I recently built an ultralight racing drone – the lightest 5″ mini quad I have ever built, and it’s awesome! I want to share my experience on the advantages and limitations of ultralight racing drone when it comes to building and flying.
Further Reading: How to build a racing drone from scratch?
Racing is not my thing, and I mostly fly the more robust freestyle frames. But I have always been curious about the differences between a light-weight racing drone and a heavier freestyle quad, so I decided to build one and find out.
I have been flying mini quads for years, but even so, my skills are no where near a professional drone racer like Minchan Kim or Luke Bannister. Hopefully my years of flying experience will help me understand and explain the differences in performance from these very different styles of craft.
What is an Ultralight Racing Drone?
Every gram counts on a quadcopter.. An ultralight mini quad takes this rule to the extreme and remove all the dead weights to be as light as possible.
Generally, a 5″ freestyle mini quad, such as the ImpulseRC Reverb, weighs around 350g to 400g without the battery and GoPro (Dry Weight).
An ultra-light racing drone, however, can be much lighter than that. The typical dry weight is only at around 180g to 220g. I am sure the weigh can go even lower on some extreme builds.
There are positives and negatives to almost any quadcopter, an ultralight racing drone is no different in this regard.
- Lighter = Faster (given the same hardware)
- The lighter weight leads to higher efficiency and ultimately longer flight time (given the same power system)
- Lighter = less inertia = a more agile and responsive aircraft
- These properties combine to make an ideal craft for racing
- Lighter frames use less material and skinny arms which are easier to break
- The space for components is usually very small, making building more difficult
- Often the frame is incompatible with HD cameras such as the GoPro Session
- Mounting the battery is limited to the bottom of the frame
- Ultralight frames sacrifice protection of components in order to save weight
Light Quad vs Heavy Quad
The weight of a multirotor has a direct correlation to its responsiveness, and how immediate your stick movements affect the quadcopter.
A heavier quad has greater inertia, which means it takes more time and power to change its direction, and to accelerate and decelerate as well.
A heavier quad will carry more momentum in a crash, therefore things can break more easily. But that doesn’t mean ultralight racing drones are going to be more durable! In fact it’s the opposite due to the skinnier frames, they are probably even more vulnerable to crashes.
Heavier quads can offer more stability and smoother flight characteristics than a lighter quad, and is thus more suitable for freestyle.
More weight can help a quad to track better through the air, and the extra momentum improves ‘hang-time’ and hold inverted moves longer, making them look really effective.
A lighter quad is more easily affected by external forces. For example, wind will have a greater impact on performance, as well as vibrations from a bent or unbalanced prop or motor might cause more noticeable problems too.
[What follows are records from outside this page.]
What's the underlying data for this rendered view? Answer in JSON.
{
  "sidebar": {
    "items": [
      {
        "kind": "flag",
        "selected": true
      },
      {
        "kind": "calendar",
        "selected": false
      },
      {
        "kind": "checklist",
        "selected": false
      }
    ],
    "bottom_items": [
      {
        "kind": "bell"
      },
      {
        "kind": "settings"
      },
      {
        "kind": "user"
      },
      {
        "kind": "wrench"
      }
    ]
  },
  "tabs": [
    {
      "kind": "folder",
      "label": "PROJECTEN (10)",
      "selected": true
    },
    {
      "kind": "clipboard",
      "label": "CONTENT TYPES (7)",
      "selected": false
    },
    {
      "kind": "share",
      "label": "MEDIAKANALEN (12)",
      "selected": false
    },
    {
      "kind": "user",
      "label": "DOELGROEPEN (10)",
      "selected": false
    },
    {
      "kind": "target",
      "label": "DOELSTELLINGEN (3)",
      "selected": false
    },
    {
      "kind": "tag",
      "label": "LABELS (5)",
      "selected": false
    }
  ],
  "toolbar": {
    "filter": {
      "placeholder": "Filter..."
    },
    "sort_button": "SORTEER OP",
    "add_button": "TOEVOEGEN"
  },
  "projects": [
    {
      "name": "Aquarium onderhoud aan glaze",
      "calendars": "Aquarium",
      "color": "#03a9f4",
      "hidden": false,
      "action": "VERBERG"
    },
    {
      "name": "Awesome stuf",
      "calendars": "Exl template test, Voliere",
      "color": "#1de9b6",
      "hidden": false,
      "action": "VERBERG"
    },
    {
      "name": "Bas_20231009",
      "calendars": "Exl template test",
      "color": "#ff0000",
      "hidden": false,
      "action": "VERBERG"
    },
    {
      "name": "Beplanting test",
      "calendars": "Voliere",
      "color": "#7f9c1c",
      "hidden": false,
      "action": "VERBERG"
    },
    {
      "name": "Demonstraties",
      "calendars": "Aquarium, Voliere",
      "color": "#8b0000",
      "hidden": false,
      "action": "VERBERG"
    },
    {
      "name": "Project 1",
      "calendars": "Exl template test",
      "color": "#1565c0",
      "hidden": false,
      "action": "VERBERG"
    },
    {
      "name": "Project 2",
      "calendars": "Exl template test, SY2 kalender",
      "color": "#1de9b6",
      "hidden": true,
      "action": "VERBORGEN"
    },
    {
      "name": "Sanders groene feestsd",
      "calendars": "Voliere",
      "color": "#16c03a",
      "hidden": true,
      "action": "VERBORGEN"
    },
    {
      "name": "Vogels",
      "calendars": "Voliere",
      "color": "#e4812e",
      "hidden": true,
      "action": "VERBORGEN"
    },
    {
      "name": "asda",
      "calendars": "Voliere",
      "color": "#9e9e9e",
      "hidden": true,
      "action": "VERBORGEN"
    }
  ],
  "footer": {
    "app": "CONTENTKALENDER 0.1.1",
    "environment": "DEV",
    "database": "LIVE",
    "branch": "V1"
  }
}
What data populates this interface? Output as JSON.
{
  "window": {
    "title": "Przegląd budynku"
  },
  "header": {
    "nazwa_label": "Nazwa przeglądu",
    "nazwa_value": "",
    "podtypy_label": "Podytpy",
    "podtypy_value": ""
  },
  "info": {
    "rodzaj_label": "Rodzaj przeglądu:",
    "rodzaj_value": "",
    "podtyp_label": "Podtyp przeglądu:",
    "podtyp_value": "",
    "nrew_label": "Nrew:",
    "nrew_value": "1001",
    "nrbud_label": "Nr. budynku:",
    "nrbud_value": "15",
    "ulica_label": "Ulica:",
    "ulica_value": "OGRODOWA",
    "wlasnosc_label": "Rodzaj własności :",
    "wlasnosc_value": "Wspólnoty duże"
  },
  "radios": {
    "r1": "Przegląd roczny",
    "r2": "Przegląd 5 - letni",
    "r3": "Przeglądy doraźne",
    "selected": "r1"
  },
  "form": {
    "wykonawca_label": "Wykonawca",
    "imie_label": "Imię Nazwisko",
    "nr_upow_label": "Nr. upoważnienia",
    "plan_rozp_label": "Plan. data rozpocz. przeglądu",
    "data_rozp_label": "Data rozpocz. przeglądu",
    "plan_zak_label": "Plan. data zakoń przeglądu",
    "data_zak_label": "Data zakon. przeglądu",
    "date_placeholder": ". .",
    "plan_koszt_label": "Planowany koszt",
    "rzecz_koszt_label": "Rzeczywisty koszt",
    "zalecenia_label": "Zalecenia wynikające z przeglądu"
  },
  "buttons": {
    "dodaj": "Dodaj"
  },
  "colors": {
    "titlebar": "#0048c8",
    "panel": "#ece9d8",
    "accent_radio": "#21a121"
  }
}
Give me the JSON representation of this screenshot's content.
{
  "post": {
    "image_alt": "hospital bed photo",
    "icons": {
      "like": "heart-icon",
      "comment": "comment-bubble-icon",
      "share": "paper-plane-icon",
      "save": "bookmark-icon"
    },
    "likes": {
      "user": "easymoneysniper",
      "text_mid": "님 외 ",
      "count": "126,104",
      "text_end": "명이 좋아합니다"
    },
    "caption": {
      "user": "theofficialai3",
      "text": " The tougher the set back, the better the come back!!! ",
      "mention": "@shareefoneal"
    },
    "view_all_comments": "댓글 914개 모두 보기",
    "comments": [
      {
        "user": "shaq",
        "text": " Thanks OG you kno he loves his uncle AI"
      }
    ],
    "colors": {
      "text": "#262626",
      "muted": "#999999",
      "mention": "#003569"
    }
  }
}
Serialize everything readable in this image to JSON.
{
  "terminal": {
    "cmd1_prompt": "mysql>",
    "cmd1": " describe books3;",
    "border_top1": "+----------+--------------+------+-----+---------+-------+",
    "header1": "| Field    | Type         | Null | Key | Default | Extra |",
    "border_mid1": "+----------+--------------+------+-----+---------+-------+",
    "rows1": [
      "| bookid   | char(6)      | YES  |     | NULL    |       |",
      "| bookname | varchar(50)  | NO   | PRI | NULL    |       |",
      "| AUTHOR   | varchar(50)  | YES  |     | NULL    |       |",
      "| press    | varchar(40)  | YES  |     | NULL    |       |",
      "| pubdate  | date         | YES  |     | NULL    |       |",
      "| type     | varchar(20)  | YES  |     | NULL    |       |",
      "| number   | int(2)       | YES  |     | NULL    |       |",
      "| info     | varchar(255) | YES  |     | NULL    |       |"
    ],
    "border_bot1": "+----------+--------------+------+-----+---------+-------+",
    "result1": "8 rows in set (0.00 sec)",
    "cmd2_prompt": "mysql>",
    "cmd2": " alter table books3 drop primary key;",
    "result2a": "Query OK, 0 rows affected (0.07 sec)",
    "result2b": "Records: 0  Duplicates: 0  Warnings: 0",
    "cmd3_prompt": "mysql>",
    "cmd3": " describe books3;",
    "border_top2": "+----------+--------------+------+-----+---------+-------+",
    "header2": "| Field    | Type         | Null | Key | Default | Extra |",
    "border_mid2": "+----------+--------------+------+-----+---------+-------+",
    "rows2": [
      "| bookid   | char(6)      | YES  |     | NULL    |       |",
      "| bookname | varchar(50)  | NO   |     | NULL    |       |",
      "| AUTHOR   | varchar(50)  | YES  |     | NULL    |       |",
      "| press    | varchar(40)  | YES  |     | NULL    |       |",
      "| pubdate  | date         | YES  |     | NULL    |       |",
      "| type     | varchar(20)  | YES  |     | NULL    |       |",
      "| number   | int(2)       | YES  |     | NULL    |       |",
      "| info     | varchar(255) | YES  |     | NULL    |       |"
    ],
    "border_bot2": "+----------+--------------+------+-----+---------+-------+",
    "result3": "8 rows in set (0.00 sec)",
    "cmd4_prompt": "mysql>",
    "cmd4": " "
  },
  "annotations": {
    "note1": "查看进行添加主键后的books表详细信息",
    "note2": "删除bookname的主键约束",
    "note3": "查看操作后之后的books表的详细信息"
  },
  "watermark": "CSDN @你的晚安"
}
A light quad simply maneuvers better on a racing track due to its lighter weight, cornering is instant and direct.
Flying a powerful ultra-light quad is an absolute blast! :D I’ve never felt faster or more nimble flying a 5″ quad!
Before you jump into building your own, you must understand that ultralight racers ARE NOT for everyone. Firstly the build process can be problematic due to the limited space, and unless you never crash, an ultralight frame will probably not last as long as you would hope.
Choosing Hardware for an Ultra-light Racing Drone
Lighter is always better…. ?
While this is generally true for anything that flies, there is often a trade-off between weight, performance and features. You will be forced to make a sacrifice, and where you choose to make those sacrifices comes down to your personal style and preference.
The first and most important aspect of an ultralight racing drone is the frame. You will find the majority of racing frames to have a minimalist design, with all the unnecessary material removed, sometimes that even includes “important protection” to the components. Like I said, it’s a compromise, so choose carefully.
Because the aim is to be as lightweight as possible, we can replace the powerful and heavy 2306 or 2207 motors with something smaller, such as 2205, 2204, or even 1806. You don’t want to put too much weight at the end of the arms which can also increase the inertia.
Some people even use tiny 1407 motors, but small motors like these generally have too little torque to swing 5″ props efficiently and you will have insufficient control and response.
I find 4in1 ESC a huge weight saver: you can save 5g to 10g easily by replacing standalone ESC’s with a 4in1 of the same current rating. Most 4in1 ESC’s these days come with current sensor, PDB capability and 5V BEC, which means you can save more weight by doing away with a separate PDB.
My First Attempt (31/01/2018)
- BrotherHobby 2205 motors
- DemonRC 5X Lite
- Holybro Kakute V2 + TekkoS 4in1 ESC Combo
- Runcam VTX200
- R-XSR RX
- Micro Swift
- Dry weight: 212g